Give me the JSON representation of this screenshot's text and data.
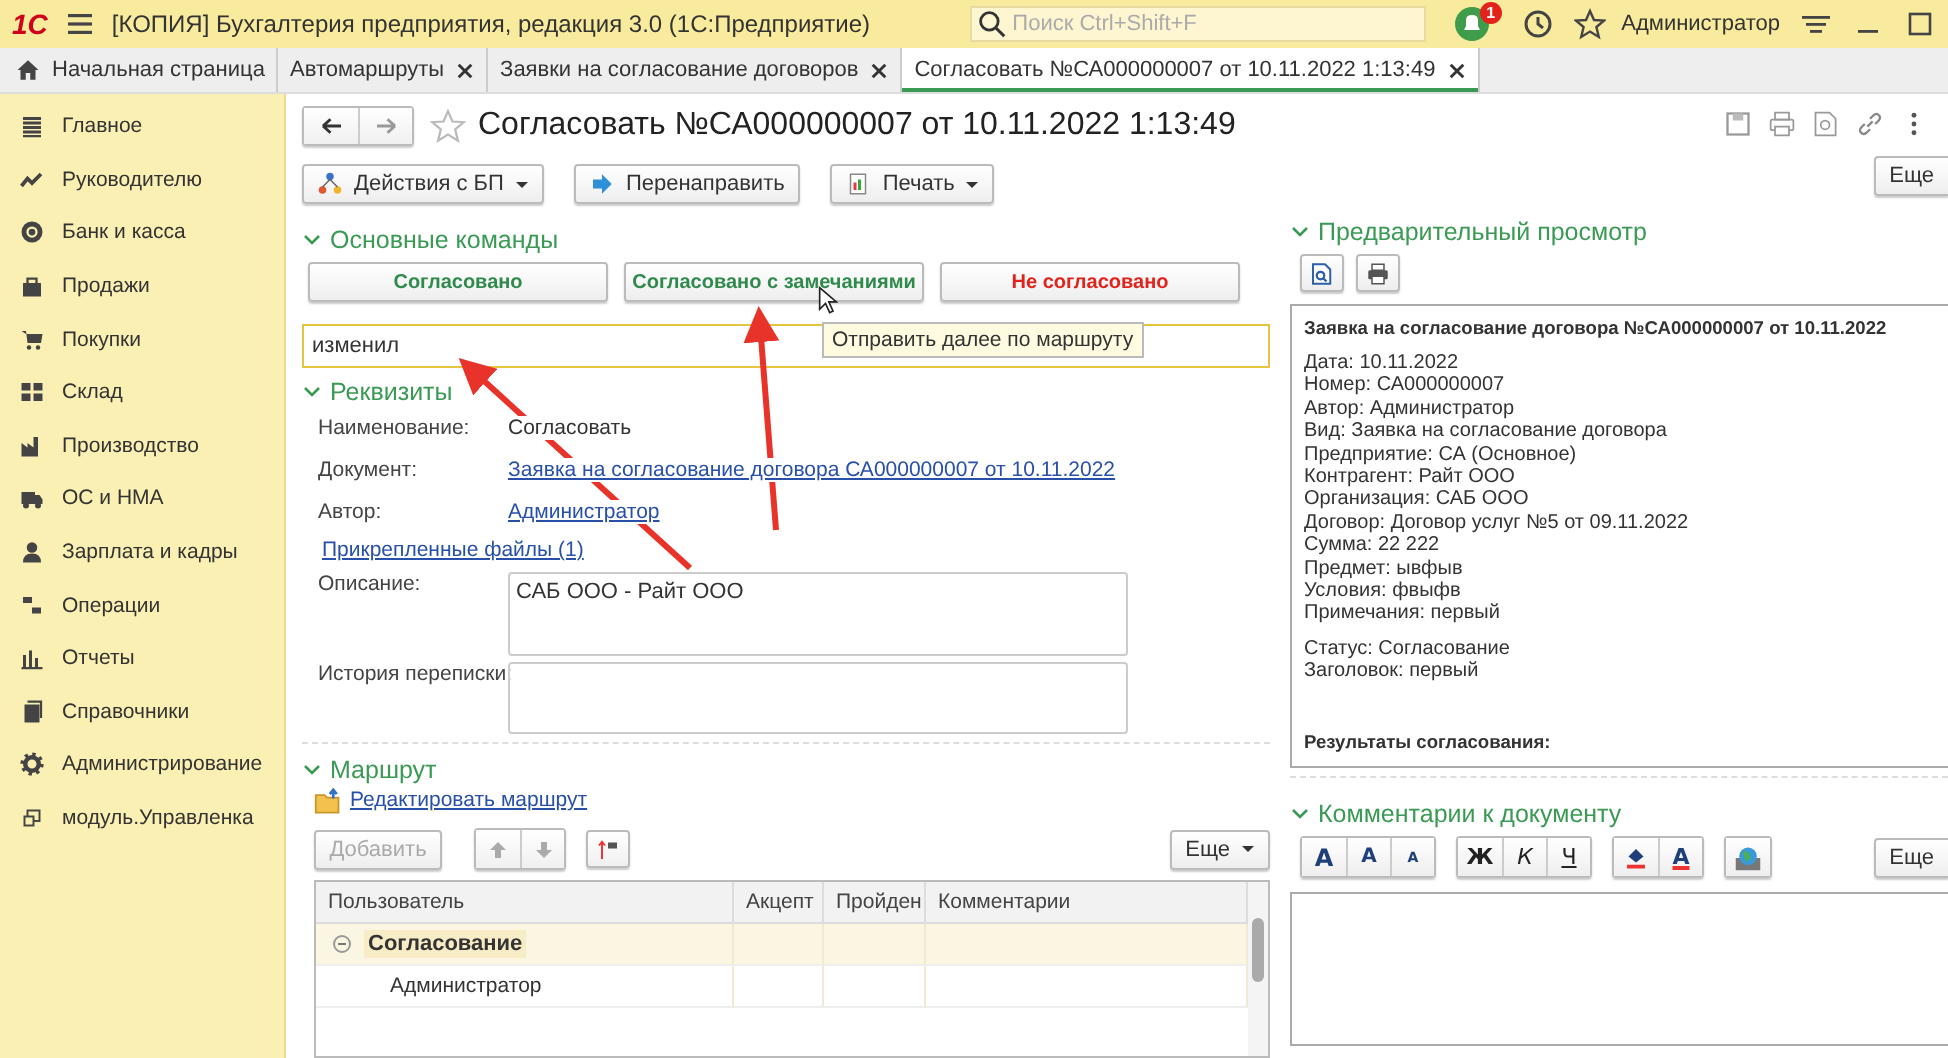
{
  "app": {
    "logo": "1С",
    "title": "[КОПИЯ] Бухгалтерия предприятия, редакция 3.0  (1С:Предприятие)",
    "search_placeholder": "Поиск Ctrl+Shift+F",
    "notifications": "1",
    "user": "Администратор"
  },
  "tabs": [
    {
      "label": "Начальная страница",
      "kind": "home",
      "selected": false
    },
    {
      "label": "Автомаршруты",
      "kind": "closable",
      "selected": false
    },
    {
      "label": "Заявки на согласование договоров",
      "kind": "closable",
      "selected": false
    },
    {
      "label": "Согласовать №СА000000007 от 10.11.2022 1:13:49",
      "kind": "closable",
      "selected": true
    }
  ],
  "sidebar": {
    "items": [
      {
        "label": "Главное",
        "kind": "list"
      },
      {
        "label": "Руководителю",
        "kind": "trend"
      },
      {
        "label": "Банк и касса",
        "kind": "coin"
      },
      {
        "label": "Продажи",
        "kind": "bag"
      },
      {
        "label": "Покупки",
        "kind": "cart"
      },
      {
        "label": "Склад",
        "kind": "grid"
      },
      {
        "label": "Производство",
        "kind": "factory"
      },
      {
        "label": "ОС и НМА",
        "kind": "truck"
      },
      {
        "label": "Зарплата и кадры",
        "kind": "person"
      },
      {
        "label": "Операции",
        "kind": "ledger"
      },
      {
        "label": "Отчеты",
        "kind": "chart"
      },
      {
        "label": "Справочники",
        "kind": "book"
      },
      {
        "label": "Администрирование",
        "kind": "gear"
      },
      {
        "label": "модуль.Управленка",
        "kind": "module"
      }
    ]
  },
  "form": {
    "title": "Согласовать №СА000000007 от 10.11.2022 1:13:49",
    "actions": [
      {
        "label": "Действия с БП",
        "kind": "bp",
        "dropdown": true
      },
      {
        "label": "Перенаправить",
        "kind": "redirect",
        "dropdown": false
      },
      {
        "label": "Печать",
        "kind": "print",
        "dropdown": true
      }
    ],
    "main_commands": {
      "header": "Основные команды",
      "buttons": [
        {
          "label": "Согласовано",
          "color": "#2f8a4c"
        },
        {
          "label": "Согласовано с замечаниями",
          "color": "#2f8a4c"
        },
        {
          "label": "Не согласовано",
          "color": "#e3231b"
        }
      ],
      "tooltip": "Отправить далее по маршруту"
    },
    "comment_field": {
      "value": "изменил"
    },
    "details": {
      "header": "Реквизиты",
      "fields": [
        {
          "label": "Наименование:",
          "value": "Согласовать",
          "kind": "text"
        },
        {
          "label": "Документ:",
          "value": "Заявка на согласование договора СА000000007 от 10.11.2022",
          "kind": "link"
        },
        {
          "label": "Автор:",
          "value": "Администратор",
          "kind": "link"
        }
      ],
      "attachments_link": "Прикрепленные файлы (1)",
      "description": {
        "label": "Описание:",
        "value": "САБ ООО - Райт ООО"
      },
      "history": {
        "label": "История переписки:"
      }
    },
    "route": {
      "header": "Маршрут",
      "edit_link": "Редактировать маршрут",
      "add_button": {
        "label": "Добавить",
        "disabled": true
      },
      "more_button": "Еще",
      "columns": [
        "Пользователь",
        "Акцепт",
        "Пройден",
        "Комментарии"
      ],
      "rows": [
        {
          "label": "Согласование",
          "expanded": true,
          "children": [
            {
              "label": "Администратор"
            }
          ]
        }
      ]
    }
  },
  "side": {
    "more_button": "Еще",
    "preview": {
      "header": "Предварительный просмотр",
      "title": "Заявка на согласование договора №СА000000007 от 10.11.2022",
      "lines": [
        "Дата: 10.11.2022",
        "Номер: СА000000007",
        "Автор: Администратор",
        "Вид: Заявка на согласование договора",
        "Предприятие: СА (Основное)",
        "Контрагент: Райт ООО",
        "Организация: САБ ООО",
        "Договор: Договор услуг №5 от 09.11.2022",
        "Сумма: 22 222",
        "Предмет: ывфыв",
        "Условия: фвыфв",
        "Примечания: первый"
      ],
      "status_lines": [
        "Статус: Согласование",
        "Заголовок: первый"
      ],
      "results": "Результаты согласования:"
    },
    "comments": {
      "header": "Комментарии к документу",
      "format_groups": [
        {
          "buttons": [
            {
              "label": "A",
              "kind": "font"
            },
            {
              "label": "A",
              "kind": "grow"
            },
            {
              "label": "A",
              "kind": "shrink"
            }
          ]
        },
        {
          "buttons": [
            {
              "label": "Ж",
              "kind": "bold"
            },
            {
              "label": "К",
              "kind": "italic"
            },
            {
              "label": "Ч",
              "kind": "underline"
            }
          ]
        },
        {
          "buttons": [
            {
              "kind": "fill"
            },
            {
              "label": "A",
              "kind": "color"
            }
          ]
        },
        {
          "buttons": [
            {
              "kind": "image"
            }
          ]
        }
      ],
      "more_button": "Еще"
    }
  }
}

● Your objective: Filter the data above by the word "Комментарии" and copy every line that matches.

● Answer to the exercise:
        "Комментарии"
      "header": "Комментарии к документу",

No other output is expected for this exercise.